EXERCISE OBJECTIVE: Lines holding the word "JSON" are the ones to copy from the data below.

RECORDS PROVIDED:
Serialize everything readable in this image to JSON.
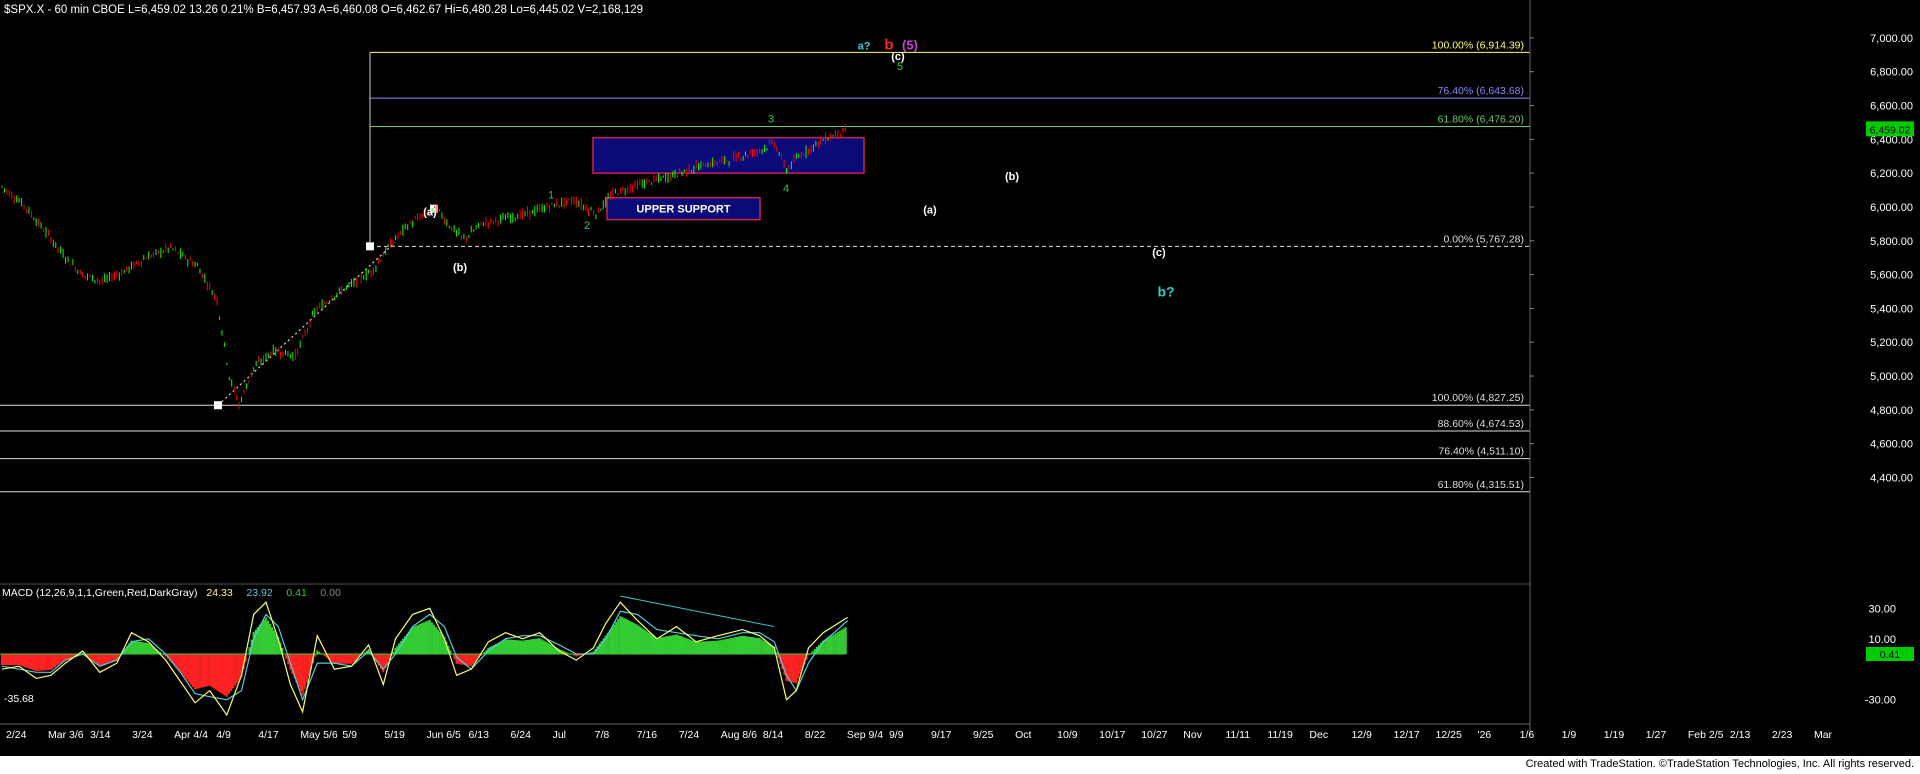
{
  "header": {
    "symbol_line": "$SPX.X - 60 min  CBOE   L=6,459.02   13.26   0.21%   B=6,457.93   A=6,460.08   O=6,462.67   Hi=6,480.28   Lo=6,445.02   V=2,168,129"
  },
  "footer": "Created with TradeStation. ©TradeStation Technologies, Inc. All rights reserved.",
  "colors": {
    "background": "#000000",
    "up_bar": "#00ff00",
    "down_bar": "#ff0000",
    "box_fill": "#0a0a78",
    "box_border": "#cc2244",
    "macd_line": "#ffff66",
    "signal_line": "#55ccdd"
  },
  "chart_data": [
    {
      "type": "line",
      "name": "price",
      "ylim": [
        3900,
        7100
      ],
      "y_ticks": [
        "7,000.00",
        "6,800.00",
        "6,600.00",
        "6,400.00",
        "6,200.00",
        "6,000.00",
        "5,800.00",
        "5,600.00",
        "5,400.00",
        "5,200.00",
        "5,000.00",
        "4,800.00",
        "4,600.00",
        "4,400.00"
      ],
      "x_ticks": [
        "2/24",
        "Mar 3/6",
        "3/14",
        "3/24",
        "Apr 4/4",
        "4/9",
        "4/17",
        "May 5/6",
        "5/9",
        "5/19",
        "Jun 6/5",
        "6/13",
        "6/24",
        "Jul",
        "7/8",
        "7/16",
        "7/24",
        "Aug 8/6",
        "8/14",
        "8/22",
        "Sep 9/4",
        "9/9",
        "9/17",
        "9/25",
        "Oct",
        "10/9",
        "10/17",
        "10/27",
        "Nov",
        "11/11",
        "11/19",
        "Dec",
        "12/9",
        "12/17",
        "12/25",
        "'26",
        "1/6",
        "1/9",
        "1/19",
        "1/27",
        "Feb 2/5",
        "2/13",
        "2/23",
        "Mar"
      ],
      "last_price": "6,459.02",
      "fib_levels": [
        {
          "label": "100.00% (6,914.39)",
          "value": 6914.39,
          "color": "#ffff66"
        },
        {
          "label": "76.40% (6,643.68)",
          "value": 6643.68,
          "color": "#8888ff"
        },
        {
          "label": "61.80% (6,476.20)",
          "value": 6476.2,
          "color": "#66cc66"
        },
        {
          "label": "0.00% (5,767.28)",
          "value": 5767.28,
          "color": "#dddddd"
        },
        {
          "label": "100.00% (4,827.25)",
          "value": 4827.25,
          "color": "#dddddd"
        },
        {
          "label": "88.60% (4,674.53)",
          "value": 4674.53,
          "color": "#dddddd"
        },
        {
          "label": "76.40% (4,511.10)",
          "value": 4511.1,
          "color": "#dddddd"
        },
        {
          "label": "61.80% (4,315.51)",
          "value": 4315.51,
          "color": "#dddddd"
        }
      ],
      "zones": [
        {
          "label": "",
          "y_top": 6410,
          "y_bottom": 6200
        },
        {
          "label": "UPPER SUPPORT",
          "y_top": 6055,
          "y_bottom": 5925
        }
      ],
      "wave_labels": [
        {
          "text": "a?",
          "color": "#33ccdd",
          "price": 6930
        },
        {
          "text": "b",
          "color": "#ff2222",
          "price": 6930
        },
        {
          "text": "(5)",
          "color": "#cc44cc",
          "price": 6930
        },
        {
          "text": "(c)",
          "color": "#ffffff",
          "price": 6870
        },
        {
          "text": "5",
          "color": "#33cc33",
          "price": 6810
        },
        {
          "text": "3",
          "color": "#33cc33",
          "price": 6500
        },
        {
          "text": "4",
          "color": "#33cc33",
          "price": 6090
        },
        {
          "text": "1",
          "color": "#33cc33",
          "price": 6050
        },
        {
          "text": "2",
          "color": "#33cc33",
          "price": 5870
        },
        {
          "text": "(a)",
          "color": "#ffffff",
          "price": 5950
        },
        {
          "text": "(b)",
          "color": "#ffffff",
          "price": 5620
        },
        {
          "text": "(a)",
          "color": "#ffffff",
          "price": 5960
        },
        {
          "text": "(b)",
          "color": "#ffffff",
          "price": 6160
        },
        {
          "text": "(c)",
          "color": "#ffffff",
          "price": 5710
        },
        {
          "text": "b?",
          "color": "#33cccc",
          "price": 5470
        }
      ],
      "path": [
        [
          0,
          6120
        ],
        [
          18,
          6010
        ],
        [
          36,
          5850
        ],
        [
          52,
          5700
        ],
        [
          66,
          5600
        ],
        [
          82,
          5560
        ],
        [
          100,
          5620
        ],
        [
          118,
          5700
        ],
        [
          138,
          5760
        ],
        [
          160,
          5650
        ],
        [
          176,
          5450
        ],
        [
          186,
          5000
        ],
        [
          194,
          4830
        ],
        [
          206,
          5050
        ],
        [
          222,
          5150
        ],
        [
          240,
          5120
        ],
        [
          256,
          5380
        ],
        [
          272,
          5480
        ],
        [
          288,
          5550
        ],
        [
          304,
          5630
        ],
        [
          316,
          5760
        ],
        [
          330,
          5880
        ],
        [
          344,
          5950
        ],
        [
          356,
          5990
        ],
        [
          366,
          5890
        ],
        [
          378,
          5810
        ],
        [
          392,
          5900
        ],
        [
          410,
          5930
        ],
        [
          430,
          5960
        ],
        [
          450,
          6010
        ],
        [
          468,
          6040
        ],
        [
          486,
          5960
        ],
        [
          500,
          6080
        ],
        [
          520,
          6130
        ],
        [
          545,
          6180
        ],
        [
          570,
          6240
        ],
        [
          595,
          6280
        ],
        [
          618,
          6330
        ],
        [
          632,
          6380
        ],
        [
          642,
          6220
        ],
        [
          652,
          6300
        ],
        [
          668,
          6380
        ],
        [
          682,
          6430
        ],
        [
          692,
          6459
        ]
      ]
    },
    {
      "type": "area",
      "name": "MACD",
      "legend": [
        "MACD (12,26,9,1,1,Green,Red,DarkGray)",
        "24.33",
        "23.92",
        "0.41",
        "0.00"
      ],
      "legend_colors": [
        "#ffffff",
        "#ffff66",
        "#55ccdd",
        "#33cc33",
        "#888888"
      ],
      "ylim": [
        -42,
        42
      ],
      "y_ticks": [
        "30.00",
        "10.00",
        "-30.00"
      ],
      "last_value": "0.41",
      "left_value": "-35.68",
      "macd_line": [
        [
          0,
          -10
        ],
        [
          14,
          -8
        ],
        [
          28,
          -16
        ],
        [
          40,
          -14
        ],
        [
          52,
          -6
        ],
        [
          66,
          2
        ],
        [
          80,
          -12
        ],
        [
          94,
          -6
        ],
        [
          106,
          14
        ],
        [
          120,
          8
        ],
        [
          134,
          -4
        ],
        [
          146,
          -18
        ],
        [
          158,
          -32
        ],
        [
          170,
          -24
        ],
        [
          184,
          -40
        ],
        [
          196,
          -14
        ],
        [
          206,
          26
        ],
        [
          216,
          34
        ],
        [
          226,
          10
        ],
        [
          236,
          -20
        ],
        [
          246,
          -38
        ],
        [
          258,
          12
        ],
        [
          272,
          -10
        ],
        [
          286,
          -8
        ],
        [
          300,
          6
        ],
        [
          312,
          -20
        ],
        [
          322,
          10
        ],
        [
          336,
          26
        ],
        [
          350,
          30
        ],
        [
          362,
          10
        ],
        [
          372,
          -14
        ],
        [
          384,
          -10
        ],
        [
          398,
          8
        ],
        [
          412,
          14
        ],
        [
          426,
          10
        ],
        [
          440,
          14
        ],
        [
          456,
          2
        ],
        [
          470,
          -4
        ],
        [
          484,
          4
        ],
        [
          494,
          20
        ],
        [
          506,
          34
        ],
        [
          520,
          22
        ],
        [
          536,
          10
        ],
        [
          552,
          18
        ],
        [
          568,
          8
        ],
        [
          586,
          12
        ],
        [
          606,
          16
        ],
        [
          620,
          12
        ],
        [
          632,
          4
        ],
        [
          642,
          -30
        ],
        [
          650,
          -24
        ],
        [
          660,
          4
        ],
        [
          672,
          14
        ],
        [
          684,
          20
        ],
        [
          692,
          24
        ]
      ],
      "signal_line": [
        [
          0,
          -8
        ],
        [
          14,
          -10
        ],
        [
          28,
          -12
        ],
        [
          40,
          -12
        ],
        [
          52,
          -4
        ],
        [
          66,
          0
        ],
        [
          80,
          -8
        ],
        [
          94,
          -4
        ],
        [
          106,
          8
        ],
        [
          120,
          10
        ],
        [
          134,
          0
        ],
        [
          146,
          -12
        ],
        [
          158,
          -26
        ],
        [
          170,
          -28
        ],
        [
          184,
          -30
        ],
        [
          196,
          -24
        ],
        [
          206,
          10
        ],
        [
          216,
          26
        ],
        [
          226,
          18
        ],
        [
          236,
          -6
        ],
        [
          246,
          -30
        ],
        [
          258,
          -6
        ],
        [
          272,
          -6
        ],
        [
          286,
          -8
        ],
        [
          300,
          2
        ],
        [
          312,
          -10
        ],
        [
          322,
          0
        ],
        [
          336,
          18
        ],
        [
          350,
          26
        ],
        [
          362,
          18
        ],
        [
          372,
          -2
        ],
        [
          384,
          -10
        ],
        [
          398,
          2
        ],
        [
          412,
          10
        ],
        [
          426,
          12
        ],
        [
          440,
          12
        ],
        [
          456,
          6
        ],
        [
          470,
          0
        ],
        [
          484,
          0
        ],
        [
          494,
          10
        ],
        [
          506,
          28
        ],
        [
          520,
          26
        ],
        [
          536,
          16
        ],
        [
          552,
          14
        ],
        [
          568,
          12
        ],
        [
          586,
          10
        ],
        [
          606,
          14
        ],
        [
          620,
          14
        ],
        [
          632,
          8
        ],
        [
          642,
          -14
        ],
        [
          650,
          -24
        ],
        [
          660,
          -6
        ],
        [
          672,
          8
        ],
        [
          684,
          16
        ],
        [
          692,
          22
        ]
      ]
    }
  ]
}
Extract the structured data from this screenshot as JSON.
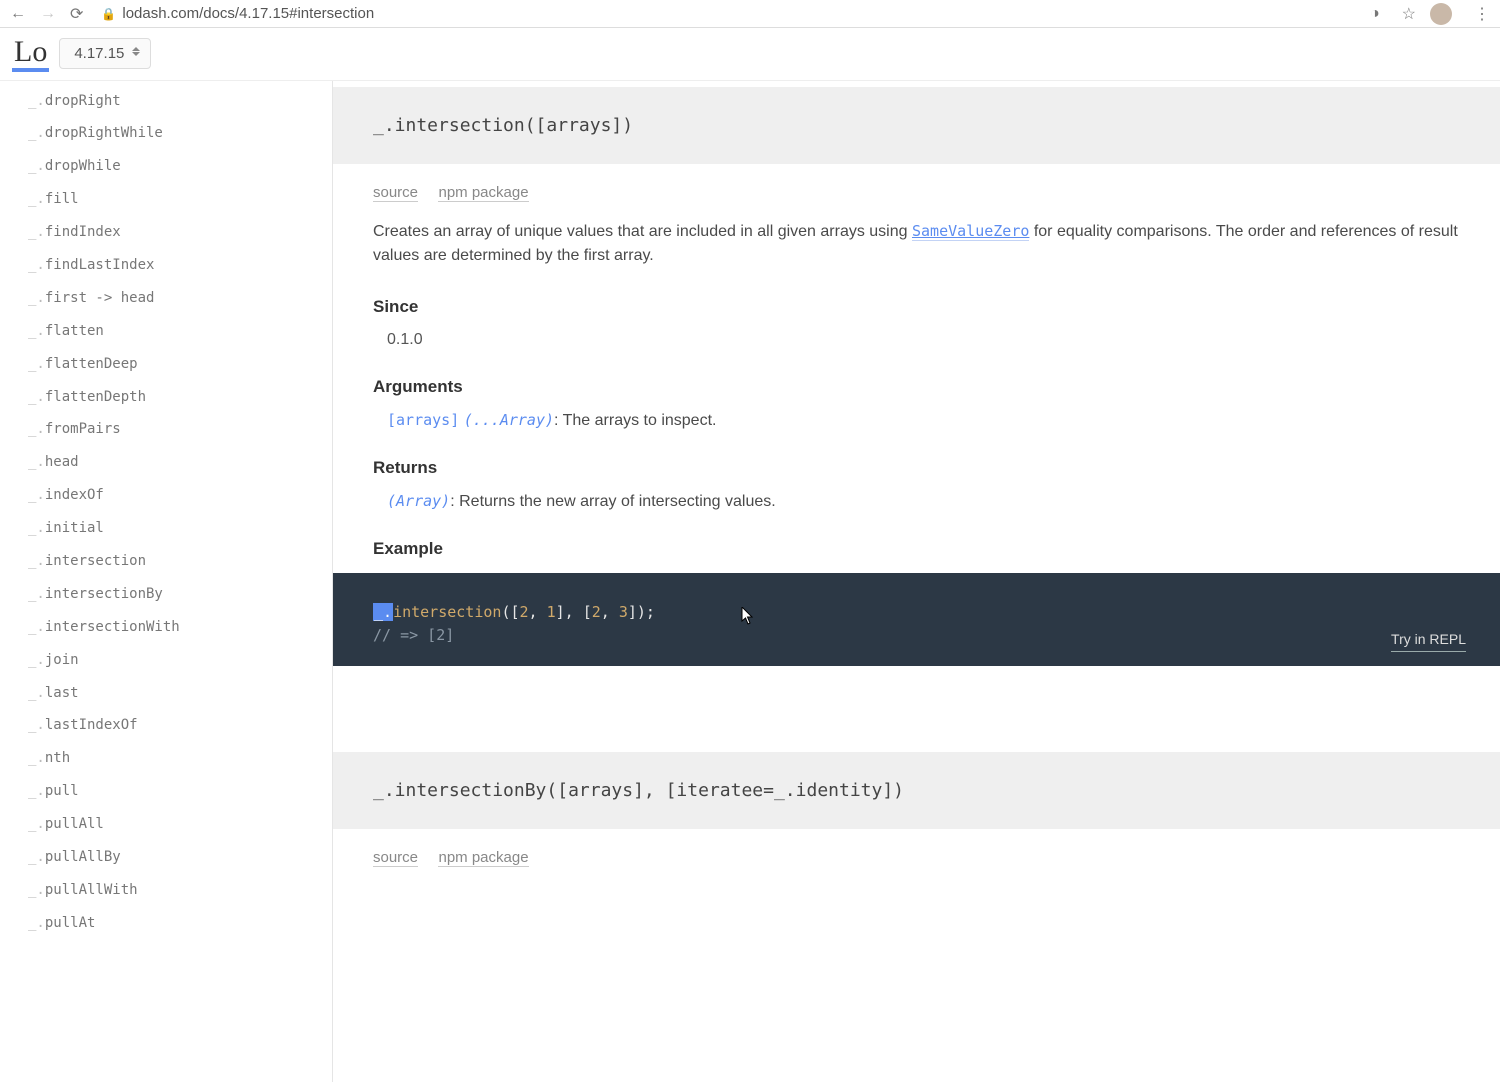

RESPONSE:
Serialize everything readable in this image to JSON.
Extract the structured data from this screenshot as JSON.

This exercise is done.